In a widely expected move, the Federal Reserve raised interest rates by 0.25% on Wednesday. The inflation forecast for next year also went up modestly, from 1.6 percent to 1.7 percent. The statement from the Fed was optimistic that the job market "will remain strong," which is an improvement over the conclusions held by the Oct. 31-Nov. 1 meeting that conditions "will strengthen somewhat further."
The Fed moved the target range from 1.25 percent to 1.5 percent. This is tied to a number of different debt instruments, such as credit cards and adjustable-rate mortgages. Another development was that Federal Open Market Committee members expect the gross domestic product next year to grow from an estimated 2.1 percent in September to 2.5 percent. This follows two consecutive quarters of 3 percent growth or higher. The committee estimates that the fourth quarter could hit that level as well.

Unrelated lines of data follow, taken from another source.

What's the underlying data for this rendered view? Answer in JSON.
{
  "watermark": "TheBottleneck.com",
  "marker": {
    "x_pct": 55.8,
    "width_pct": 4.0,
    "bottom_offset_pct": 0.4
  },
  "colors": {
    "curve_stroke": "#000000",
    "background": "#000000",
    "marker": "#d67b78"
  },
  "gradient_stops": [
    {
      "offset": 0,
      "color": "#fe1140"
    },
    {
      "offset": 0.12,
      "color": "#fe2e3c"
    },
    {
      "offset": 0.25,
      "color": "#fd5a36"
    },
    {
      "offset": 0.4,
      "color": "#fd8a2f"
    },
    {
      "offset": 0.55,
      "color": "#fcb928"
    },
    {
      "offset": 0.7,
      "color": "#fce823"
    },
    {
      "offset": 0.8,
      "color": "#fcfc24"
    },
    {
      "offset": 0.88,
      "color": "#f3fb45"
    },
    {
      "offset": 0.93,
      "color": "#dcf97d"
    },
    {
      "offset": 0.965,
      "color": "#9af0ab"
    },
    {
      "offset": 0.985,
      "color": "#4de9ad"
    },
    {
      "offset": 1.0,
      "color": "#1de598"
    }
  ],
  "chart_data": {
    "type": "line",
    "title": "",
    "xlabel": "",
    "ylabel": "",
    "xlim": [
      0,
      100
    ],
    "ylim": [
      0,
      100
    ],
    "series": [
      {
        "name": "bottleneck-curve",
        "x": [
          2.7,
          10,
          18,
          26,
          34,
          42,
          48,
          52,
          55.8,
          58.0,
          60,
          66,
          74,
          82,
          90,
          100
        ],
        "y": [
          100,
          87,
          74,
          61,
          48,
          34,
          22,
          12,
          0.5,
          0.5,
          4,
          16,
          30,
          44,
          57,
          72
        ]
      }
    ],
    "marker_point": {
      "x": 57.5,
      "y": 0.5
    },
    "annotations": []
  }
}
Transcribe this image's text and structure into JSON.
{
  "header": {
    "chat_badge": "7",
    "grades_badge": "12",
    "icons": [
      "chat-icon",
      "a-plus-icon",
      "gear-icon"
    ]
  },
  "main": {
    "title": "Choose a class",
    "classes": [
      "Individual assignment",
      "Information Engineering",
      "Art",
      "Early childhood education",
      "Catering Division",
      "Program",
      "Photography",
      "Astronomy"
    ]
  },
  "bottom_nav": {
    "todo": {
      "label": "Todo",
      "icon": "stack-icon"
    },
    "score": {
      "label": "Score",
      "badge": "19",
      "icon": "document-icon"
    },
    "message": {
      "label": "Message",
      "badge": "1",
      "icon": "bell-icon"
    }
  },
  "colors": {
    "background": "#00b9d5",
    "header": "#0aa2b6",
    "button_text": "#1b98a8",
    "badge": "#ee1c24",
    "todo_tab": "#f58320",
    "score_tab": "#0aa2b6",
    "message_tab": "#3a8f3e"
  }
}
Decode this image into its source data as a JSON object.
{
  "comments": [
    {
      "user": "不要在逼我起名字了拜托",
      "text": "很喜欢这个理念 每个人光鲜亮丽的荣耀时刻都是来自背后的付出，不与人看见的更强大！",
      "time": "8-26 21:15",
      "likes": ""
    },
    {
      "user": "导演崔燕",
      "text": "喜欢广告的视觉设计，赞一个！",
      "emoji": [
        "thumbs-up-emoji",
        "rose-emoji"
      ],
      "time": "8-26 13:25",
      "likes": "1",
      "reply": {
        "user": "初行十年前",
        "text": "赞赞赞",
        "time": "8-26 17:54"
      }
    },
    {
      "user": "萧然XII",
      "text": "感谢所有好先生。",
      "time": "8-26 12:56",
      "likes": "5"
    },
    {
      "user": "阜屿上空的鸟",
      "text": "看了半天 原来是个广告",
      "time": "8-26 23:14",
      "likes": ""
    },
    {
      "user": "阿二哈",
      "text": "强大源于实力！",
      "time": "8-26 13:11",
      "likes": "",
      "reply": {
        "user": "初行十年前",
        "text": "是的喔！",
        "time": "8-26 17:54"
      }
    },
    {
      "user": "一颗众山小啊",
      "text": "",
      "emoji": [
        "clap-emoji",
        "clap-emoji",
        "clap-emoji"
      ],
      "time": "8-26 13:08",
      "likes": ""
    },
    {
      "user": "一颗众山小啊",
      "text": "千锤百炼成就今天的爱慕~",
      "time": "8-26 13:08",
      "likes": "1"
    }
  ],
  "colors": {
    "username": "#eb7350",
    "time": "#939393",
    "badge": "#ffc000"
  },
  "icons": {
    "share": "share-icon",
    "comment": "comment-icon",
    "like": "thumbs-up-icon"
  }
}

Growth is projected to settle down to 2.1 percent in 2019 and 2 percent in 2020, even while both of these are above the 2 percent and 1.8 percent forecasts three months ago, respectively.
While the committee did not say why there is growth expected, departing Fed Chair Janet Yellen has expressed in speeches this year that she was optimistic that aggressive fiscal policy could help. Congress is negotiating a tax reform package that seeks to cut the corporate tax rate and taxes paid by many Americans.
Officials at the Fed cut their estimates for the unemployment rate, to 3.9 percent in 2018 and 2019, two-tenths below the previous numbers. The 2020 rate is expected to be 4 percent, down from 4.2 percent, while the longer-run outlook remained at 4.6 percent. The current unemployment rate is 4.1 percent.
According to CNBC’s Fed Survey, respondents were already bullish that interest rate hikes and tax cuts were imminent. Seeing that tax cuts are on the way, in addition to greater economic growth, Fed watchers responding to the survey believe that GDP will accelerate to nearly 3 percent in 2018 and 2019, (2.85 percent to be exact for both years) and inflation to go up by only 2.5 percent by 2019. Additionally, at 14.9 percent, the risk of recession is at the lowest point it has been in 2.5 years. Taxes and regulation, coupled with global economic weakness, are the biggest threats to the U.S. expansion.